When it comes to the future of transportation, two technologies have been pitted against each other: electric vehicles (EVs) and hydrogen fuel cell vehicles (HFCVs). Both promise zero emissions and a sustainable future, but one has been favored over the other by the industry’s leading innovator, Tesla. The question is, why did Tesla choose electric over hydrogen? This article will delve into the reasons behind Tesla’s choice, exploring the advantages of electric vehicles, the challenges of hydrogen fuel cells, and the role of infrastructure and cost in this decision.
The Advantages of Electric Vehicles
Electric vehicles have several advantages that have made them the preferred choice for Tesla.
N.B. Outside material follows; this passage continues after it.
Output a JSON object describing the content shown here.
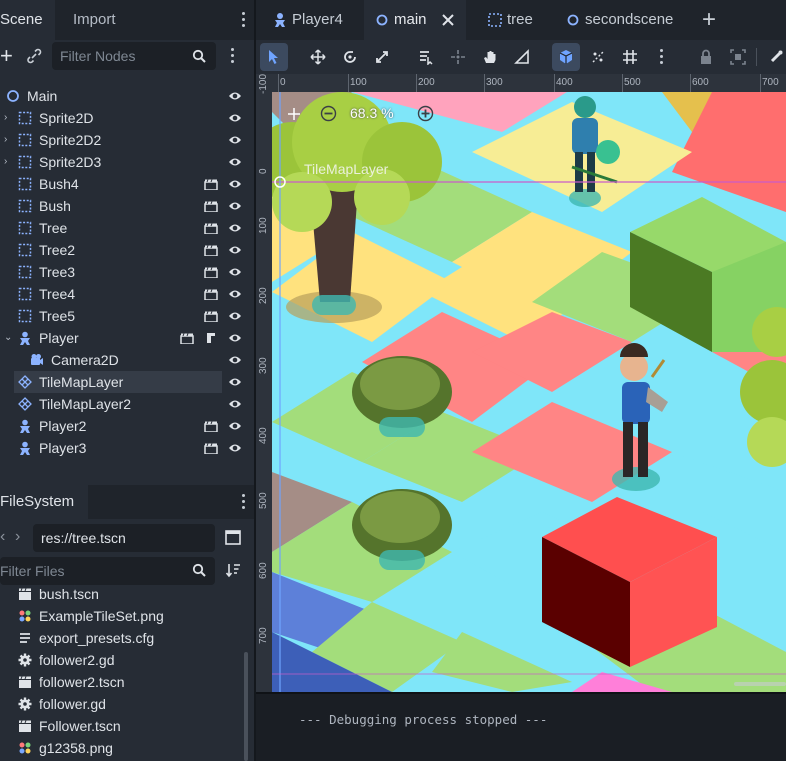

Firstly, EVs are more energy-efficient than HFCVs. According to the U.S. Department of Energy, EVs convert over 77% of the electrical energy from the grid to power at the wheels, while hydrogen fuel cell vehicles only convert about 25-40% of the energy stored in hydrogen into power at the wheels.
Secondly, EVs have a more mature technology. They have been around for longer and have undergone more extensive testing and development. This has resulted in more reliable and durable vehicles. Tesla’s electric cars, for example, are known for their long lifespan and low maintenance needs.
The Challenges of Hydrogen Fuel Cells
While hydrogen fuel cells have potential, they also come with several challenges. One of the main issues is the difficulty in storing and transporting hydrogen. Hydrogen has a low energy density, meaning it requires a lot of space to store. It’s also highly flammable, making it dangerous to handle.
Another challenge is the lack of infrastructure for hydrogen refueling. There are currently only a few hundred hydrogen refueling stations worldwide, compared to millions of electric charging points. This makes it less convenient for consumers to use hydrogen vehicles.
The Role of Infrastructure and Cost
Infrastructure and cost have played a significant role in Tesla’s decision to choose electric over hydrogen. Building an infrastructure for electric vehicles is much cheaper and easier than for hydrogen vehicles. Electric charging stations can be installed in homes, workplaces, and public places, while hydrogen refueling stations require a much larger investment and space.
Cost is another factor. Electric vehicles are generally cheaper to produce and maintain than hydrogen vehicles. The cost of batteries, a major component of EVs, has been decreasing over the years, making EVs more affordable. On the other hand, the cost of producing and storing hydrogen remains high.
Tesla’s Vision for the Future
Tesla’s vision for the future is a world powered by sustainable energy. The company believes that electric vehicles, combined with renewable energy sources like solar and wind, can achieve this vision. Hydrogen, on the other hand, is often produced from natural gas, a fossil fuel, which goes against Tesla’s sustainability goals.
Furthermore, Tesla’s CEO, Elon Musk, has expressed his skepticism about hydrogen fuel cells. He has referred to them as “fool cells” and “mind-bogglingly stupid,” arguing that they are less efficient and more complex than electric batteries.
In conclusion, Tesla’s choice to focus on electric vehicles over hydrogen fuel cell vehicles is based on several factors. These include the superior energy efficiency of EVs, the challenges associated with hydrogen storage and transportation, the lack of infrastructure for hydrogen refueling, and the higher costs of hydrogen vehicles. Tesla’s commitment to sustainability and its vision for a future powered by renewable energy also play a significant role in this decision. While the debate between electric and hydrogen vehicles continues, it’s clear that Tesla has made its choice and is sticking to it.